- Gas turbines, gas engines
- Growing 40% faster than electricity demand
- White paper outlines opportunities
GE's Waukesha reciprocating gas engines range in power output from 120 to 3,605 KW, and run on a range of fuels, including variable quality field gas. Waukesha Gas Engines represents one of the product lines now organized into the GE Distributed Power business unit, to target projects that require durability and performance for oilfield power generation, gas compression, and similar industrial settings.
General Electric is combining three of its product lines into a new business unit, Distributed Power, identifying a series of opportunities for developing and supplying on-site power systems. The industrial conglomerate also indicated plans to invest $1.4 billion in the new business over four years to meet the global demand for such systems.
Distributed power, or distributed generation, is the generic term for on-site or decentralized electrical generation, typically taking advantage of available energy sources, co-generation systems, or auxiliary systems, like solar, wind, or hydropower plants. GE forecasts distributed power will grow 40% faster than global electricity demand from today until 2020.
The GE Distributed Power business combines the existing Aeroderivative Gas Turbines, Jenbacher Gas Engines and Waukesha Gas Engines product lines. Each one is identified with the different product or market applications that GE offered in explaining its new organizational strategy.
As outlined in “The Rise of Distributed Power,” a white paper that GE released, distributed power installations are increasing in countries that need more reliable power sources, and/or more efficient-energy options, near the point of use, whether on or off the grid.
Also, communities as well as businesses are installing distributed power systems to improve access to electricity in remote areas where the grid is poor or does not exist. In both developing and developed economies, industrial users are adopting distributed power to improve industrial and residential energy efficiency, and to ensure they have power available in the event of natural disasters and other emergency situations.
In one specific industry, oil and natural gas, the producers rely on on-site power to provide electricity to remote operations, as well as mechanical power to pump and compress gas.
In coordination with the announcement at an event in Jakarta, Indonesia, GE announced a series of agreements to develop distributed power projects in the Southeast Asian region. These include memoranda of understanding with Clean Power Indonesia and PLN to develop and deploy an integrated biomass gasification power system; and two gas engine supply-and-service agreements with developer Navigat Energy Pte. Ltd to provide 100 new Jenbacher gas engines, to generate a total of 330 MW at independent power production sites in Indonesia and Thailand.

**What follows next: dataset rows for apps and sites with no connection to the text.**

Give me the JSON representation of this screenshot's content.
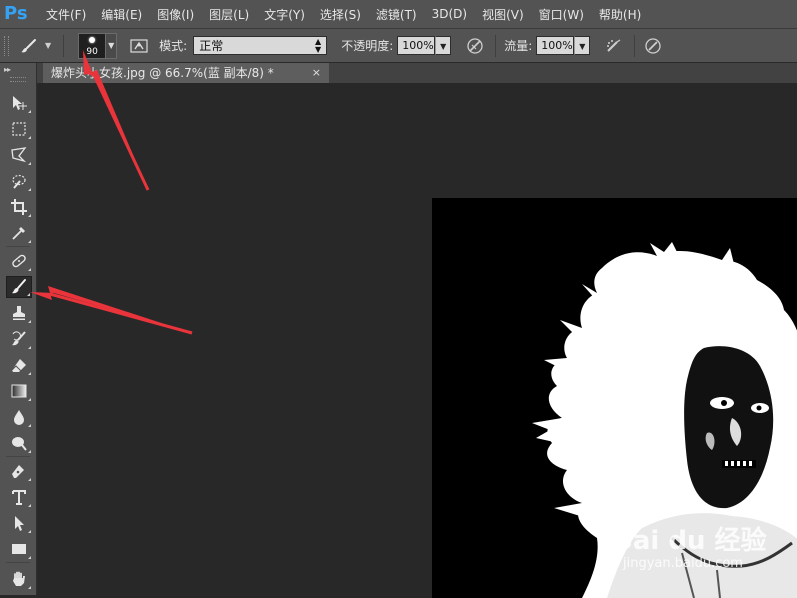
{
  "app": {
    "logo": "Ps"
  },
  "menu": [
    {
      "label": "文件(F)"
    },
    {
      "label": "编辑(E)"
    },
    {
      "label": "图像(I)"
    },
    {
      "label": "图层(L)"
    },
    {
      "label": "文字(Y)"
    },
    {
      "label": "选择(S)"
    },
    {
      "label": "滤镜(T)"
    },
    {
      "label": "3D(D)"
    },
    {
      "label": "视图(V)"
    },
    {
      "label": "窗口(W)"
    },
    {
      "label": "帮助(H)"
    }
  ],
  "options": {
    "brush_size": "90",
    "mode_label": "模式:",
    "mode_value": "正常",
    "opacity_label": "不透明度:",
    "opacity_value": "100%",
    "flow_label": "流量:",
    "flow_value": "100%"
  },
  "document": {
    "tab_title": "爆炸头小女孩.jpg @ 66.7%(蓝 副本/8) *",
    "close_glyph": "×"
  },
  "watermark": {
    "main": "Bai du 经验",
    "sub": "jingyan.baidu.com"
  },
  "colors": {
    "accent": "#35a3f5",
    "arrow": "#e8343a",
    "panel": "#535353",
    "workspace": "#282828"
  },
  "icons": {
    "tools": [
      "move-icon",
      "marquee-icon",
      "lasso-icon",
      "quick-select-icon",
      "crop-icon",
      "eyedropper-icon",
      "healing-brush-icon",
      "brush-icon",
      "clone-stamp-icon",
      "history-brush-icon",
      "eraser-icon",
      "gradient-icon",
      "blur-icon",
      "dodge-icon",
      "pen-icon",
      "type-icon",
      "path-select-icon",
      "rectangle-icon",
      "hand-icon"
    ]
  }
}
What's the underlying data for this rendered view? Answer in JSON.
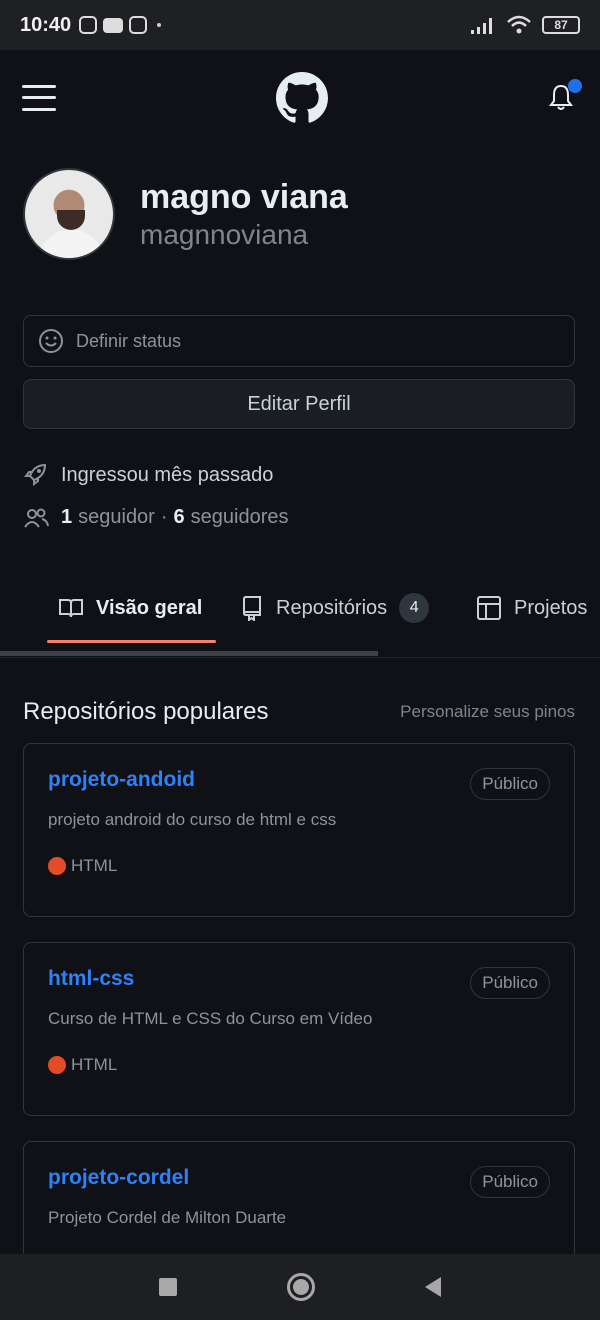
{
  "status_bar": {
    "time": "10:40",
    "battery": "87"
  },
  "header": {
    "menu_icon": "hamburger-icon",
    "logo_icon": "github-logo-icon",
    "notification_icon": "bell-icon",
    "accent_dot_color": "#1f6feb"
  },
  "profile": {
    "full_name": "magno viana",
    "login": "magnnoviana"
  },
  "status": {
    "placeholder": "Definir status"
  },
  "edit_profile_label": "Editar Perfil",
  "meta": {
    "joined": "Ingressou mês passado",
    "followers_count": "1",
    "followers_label": "seguidor",
    "separator": "·",
    "following_count": "6",
    "following_label": "seguidores"
  },
  "tabs": [
    {
      "label": "Visão geral",
      "icon": "book-icon",
      "active": true
    },
    {
      "label": "Repositórios",
      "icon": "repo-icon",
      "count": "4"
    },
    {
      "label": "Projetos",
      "icon": "table-icon"
    }
  ],
  "popular": {
    "title": "Repositórios populares",
    "customize_link": "Personalize seus pinos"
  },
  "repos": [
    {
      "name": "projeto-andoid",
      "visibility": "Público",
      "description": "projeto android do curso de html e css",
      "language": "HTML",
      "language_color": "#e34c26"
    },
    {
      "name": "html-css",
      "visibility": "Público",
      "description": "Curso de HTML e CSS do Curso em Vídeo",
      "language": "HTML",
      "language_color": "#e34c26"
    },
    {
      "name": "projeto-cordel",
      "visibility": "Público",
      "description": "Projeto Cordel de Milton Duarte",
      "language": "",
      "language_color": ""
    }
  ],
  "colors": {
    "link": "#2f81f7",
    "tab_underline": "#f78166",
    "background": "#0f1116"
  }
}
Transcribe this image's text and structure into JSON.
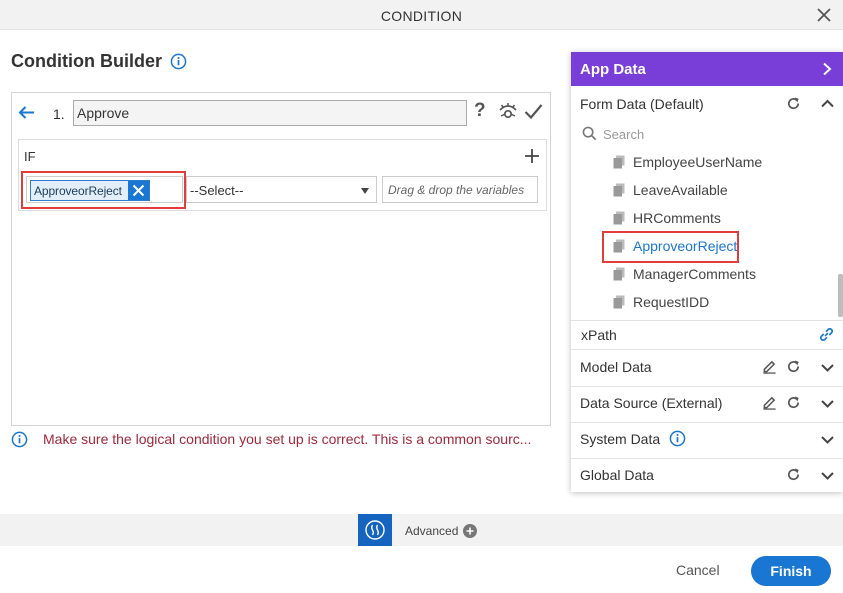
{
  "dialog": {
    "title": "CONDITION"
  },
  "builder": {
    "title": "Condition Builder",
    "row_number": "1.",
    "row_name": "Approve",
    "help_glyph": "?",
    "if_label": "IF",
    "variable_chip": "ApproveorReject",
    "operator_select": "--Select--",
    "drop_placeholder": "Drag & drop the variables"
  },
  "warning": {
    "text": "Make sure the logical condition you set up is correct. This is a common sourc..."
  },
  "footer": {
    "advanced_label": "Advanced",
    "cancel_label": "Cancel",
    "finish_label": "Finish"
  },
  "app_data": {
    "title": "App Data",
    "form_data": {
      "title": "Form Data (Default)",
      "search_placeholder": "Search",
      "fields": [
        "EmployeeUserName",
        "LeaveAvailable",
        "HRComments",
        "ApproveorReject",
        "ManagerComments",
        "RequestIDD"
      ],
      "highlighted": "ApproveorReject"
    },
    "xpath_label": "xPath",
    "sections": [
      "Model Data",
      "Data Source (External)",
      "System Data",
      "Global Data"
    ]
  },
  "colors": {
    "accent": "#1976d2",
    "panel_header": "#7a3ed8",
    "warning_text": "#a3283b",
    "highlight_border": "#e23d3d"
  },
  "icons": [
    "close-icon",
    "info-icon",
    "back-arrow-icon",
    "help-icon",
    "visibility-icon",
    "check-icon",
    "plus-icon",
    "remove-icon",
    "caret-down-icon",
    "chevron-right-icon",
    "refresh-icon",
    "chevron-up-icon",
    "chevron-down-icon",
    "search-icon",
    "field-icon",
    "link-icon",
    "edit-icon",
    "advanced-icon",
    "plus-circle-icon"
  ]
}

Other announcements included projects calling for natural gas engines, and more systems and services for on-site power projects.
“With more than 1.3 billion people lacking access to reliable power today, our Distributed Power business is ideally positioned to serve communities in both developing and industrialized countries where we see a growing demand for distributed power solutions to improve local energy security and comply with more stringent environmental regulations,” stated Lorraine Bolsinger, president and CEO the new business.